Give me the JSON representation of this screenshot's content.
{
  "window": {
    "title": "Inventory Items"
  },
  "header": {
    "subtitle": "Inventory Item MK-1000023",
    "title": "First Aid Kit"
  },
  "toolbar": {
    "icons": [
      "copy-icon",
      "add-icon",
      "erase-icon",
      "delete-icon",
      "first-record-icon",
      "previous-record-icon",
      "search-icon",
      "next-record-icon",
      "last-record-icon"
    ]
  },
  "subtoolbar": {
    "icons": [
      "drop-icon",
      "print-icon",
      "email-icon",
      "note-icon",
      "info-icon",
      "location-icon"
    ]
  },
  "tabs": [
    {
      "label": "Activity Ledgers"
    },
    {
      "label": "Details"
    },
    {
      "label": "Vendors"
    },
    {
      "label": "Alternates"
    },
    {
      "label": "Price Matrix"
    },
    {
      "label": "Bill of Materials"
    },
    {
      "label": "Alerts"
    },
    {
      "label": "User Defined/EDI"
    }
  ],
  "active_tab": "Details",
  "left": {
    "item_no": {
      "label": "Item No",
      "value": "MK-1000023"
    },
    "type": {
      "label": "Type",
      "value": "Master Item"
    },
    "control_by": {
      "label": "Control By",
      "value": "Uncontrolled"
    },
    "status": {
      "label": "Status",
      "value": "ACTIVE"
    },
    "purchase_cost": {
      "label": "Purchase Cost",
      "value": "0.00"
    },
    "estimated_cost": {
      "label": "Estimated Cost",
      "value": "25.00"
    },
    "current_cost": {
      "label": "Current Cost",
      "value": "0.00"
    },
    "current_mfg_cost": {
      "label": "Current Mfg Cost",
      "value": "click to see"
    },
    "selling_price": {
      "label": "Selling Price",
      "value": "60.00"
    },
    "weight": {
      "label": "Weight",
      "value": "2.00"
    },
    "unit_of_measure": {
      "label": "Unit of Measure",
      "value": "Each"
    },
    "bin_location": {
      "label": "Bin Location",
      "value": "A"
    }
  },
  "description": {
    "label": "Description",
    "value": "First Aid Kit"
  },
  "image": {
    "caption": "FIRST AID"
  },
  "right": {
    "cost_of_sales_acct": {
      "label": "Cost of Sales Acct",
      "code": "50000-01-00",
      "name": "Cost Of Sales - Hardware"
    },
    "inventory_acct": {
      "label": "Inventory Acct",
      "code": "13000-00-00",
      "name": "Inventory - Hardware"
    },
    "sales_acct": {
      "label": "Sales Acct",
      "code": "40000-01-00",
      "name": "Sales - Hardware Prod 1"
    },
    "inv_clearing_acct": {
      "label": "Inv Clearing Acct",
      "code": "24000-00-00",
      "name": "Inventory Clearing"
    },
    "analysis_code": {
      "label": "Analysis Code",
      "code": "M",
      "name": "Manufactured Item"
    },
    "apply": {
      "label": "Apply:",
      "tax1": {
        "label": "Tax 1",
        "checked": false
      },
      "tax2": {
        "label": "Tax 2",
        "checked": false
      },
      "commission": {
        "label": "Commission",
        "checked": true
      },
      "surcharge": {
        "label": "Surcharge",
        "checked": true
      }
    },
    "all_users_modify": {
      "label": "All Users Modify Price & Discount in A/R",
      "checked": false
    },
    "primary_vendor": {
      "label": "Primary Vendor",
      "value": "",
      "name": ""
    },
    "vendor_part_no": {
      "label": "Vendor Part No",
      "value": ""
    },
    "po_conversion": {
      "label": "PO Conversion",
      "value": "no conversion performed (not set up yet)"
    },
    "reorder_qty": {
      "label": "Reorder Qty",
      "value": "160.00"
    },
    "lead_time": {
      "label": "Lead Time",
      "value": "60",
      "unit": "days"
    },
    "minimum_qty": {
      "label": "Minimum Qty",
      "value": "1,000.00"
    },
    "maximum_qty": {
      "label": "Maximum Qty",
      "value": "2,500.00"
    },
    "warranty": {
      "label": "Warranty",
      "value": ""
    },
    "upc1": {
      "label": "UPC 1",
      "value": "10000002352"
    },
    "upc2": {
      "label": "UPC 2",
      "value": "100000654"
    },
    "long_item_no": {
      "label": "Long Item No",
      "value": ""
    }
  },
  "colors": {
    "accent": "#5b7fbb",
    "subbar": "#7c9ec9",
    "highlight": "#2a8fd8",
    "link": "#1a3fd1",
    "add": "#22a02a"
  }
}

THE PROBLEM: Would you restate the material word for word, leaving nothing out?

SOLUTION TO THE PROBLEM:
Give me the JSON representation of this screenshot's content.
{
  "window": {
    "title": "Inventory Items"
  },
  "header": {
    "subtitle": "Inventory Item MK-1000023",
    "title": "First Aid Kit"
  },
  "toolbar": {
    "icons": [
      "copy-icon",
      "add-icon",
      "erase-icon",
      "delete-icon",
      "first-record-icon",
      "previous-record-icon",
      "search-icon",
      "next-record-icon",
      "last-record-icon"
    ]
  },
  "subtoolbar": {
    "icons": [
      "drop-icon",
      "print-icon",
      "email-icon",
      "note-icon",
      "info-icon",
      "location-icon"
    ]
  },
  "tabs": [
    {
      "label": "Activity Ledgers"
    },
    {
      "label": "Details"
    },
    {
      "label": "Vendors"
    },
    {
      "label": "Alternates"
    },
    {
      "label": "Price Matrix"
    },
    {
      "label": "Bill of Materials"
    },
    {
      "label": "Alerts"
    },
    {
      "label": "User Defined/EDI"
    }
  ],
  "active_tab": "Details",
  "left": {
    "item_no": {
      "label": "Item No",
      "value": "MK-1000023"
    },
    "type": {
      "label": "Type",
      "value": "Master Item"
    },
    "control_by": {
      "label": "Control By",
      "value": "Uncontrolled"
    },
    "status": {
      "label": "Status",
      "value": "ACTIVE"
    },
    "purchase_cost": {
      "label": "Purchase Cost",
      "value": "0.00"
    },
    "estimated_cost": {
      "label": "Estimated Cost",
      "value": "25.00"
    },
    "current_cost": {
      "label": "Current Cost",
      "value": "0.00"
    },
    "current_mfg_cost": {
      "label": "Current Mfg Cost",
      "value": "click to see"
    },
    "selling_price": {
      "label": "Selling Price",
      "value": "60.00"
    },
    "weight": {
      "label": "Weight",
      "value": "2.00"
    },
    "unit_of_measure": {
      "label": "Unit of Measure",
      "value": "Each"
    },
    "bin_location": {
      "label": "Bin Location",
      "value": "A"
    }
  },
  "description": {
    "label": "Description",
    "value": "First Aid Kit"
  },
  "image": {
    "caption": "FIRST AID"
  },
  "right": {
    "cost_of_sales_acct": {
      "label": "Cost of Sales Acct",
      "code": "50000-01-00",
      "name": "Cost Of Sales - Hardware"
    },
    "inventory_acct": {
      "label": "Inventory Acct",
      "code": "13000-00-00",
      "name": "Inventory - Hardware"
    },
    "sales_acct": {
      "label": "Sales Acct",
      "code": "40000-01-00",
      "name": "Sales - Hardware Prod 1"
    },
    "inv_clearing_acct": {
      "label": "Inv Clearing Acct",
      "code": "24000-00-00",
      "name": "Inventory Clearing"
    },
    "analysis_code": {
      "label": "Analysis Code",
      "code": "M",
      "name": "Manufactured Item"
    },
    "apply": {
      "label": "Apply:",
      "tax1": {
        "label": "Tax 1",
        "checked": false
      },
      "tax2": {
        "label": "Tax 2",
        "checked": false
      },
      "commission": {
        "label": "Commission",
        "checked": true
      },
      "surcharge": {
        "label": "Surcharge",
        "checked": true
      }
    },
    "all_users_modify": {
      "label": "All Users Modify Price & Discount in A/R",
      "checked": false
    },
    "primary_vendor": {
      "label": "Primary Vendor",
      "value": "",
      "name": ""
    },
    "vendor_part_no": {
      "label": "Vendor Part No",
      "value": ""
    },
    "po_conversion": {
      "label": "PO Conversion",
      "value": "no conversion performed (not set up yet)"
    },
    "reorder_qty": {
      "label": "Reorder Qty",
      "value": "160.00"
    },
    "lead_time": {
      "label": "Lead Time",
      "value": "60",
      "unit": "days"
    },
    "minimum_qty": {
      "label": "Minimum Qty",
      "value": "1,000.00"
    },
    "maximum_qty": {
      "label": "Maximum Qty",
      "value": "2,500.00"
    },
    "warranty": {
      "label": "Warranty",
      "value": ""
    },
    "upc1": {
      "label": "UPC 1",
      "value": "10000002352"
    },
    "upc2": {
      "label": "UPC 2",
      "value": "100000654"
    },
    "long_item_no": {
      "label": "Long Item No",
      "value": ""
    }
  },
  "colors": {
    "accent": "#5b7fbb",
    "subbar": "#7c9ec9",
    "highlight": "#2a8fd8",
    "link": "#1a3fd1",
    "add": "#22a02a"
  }
}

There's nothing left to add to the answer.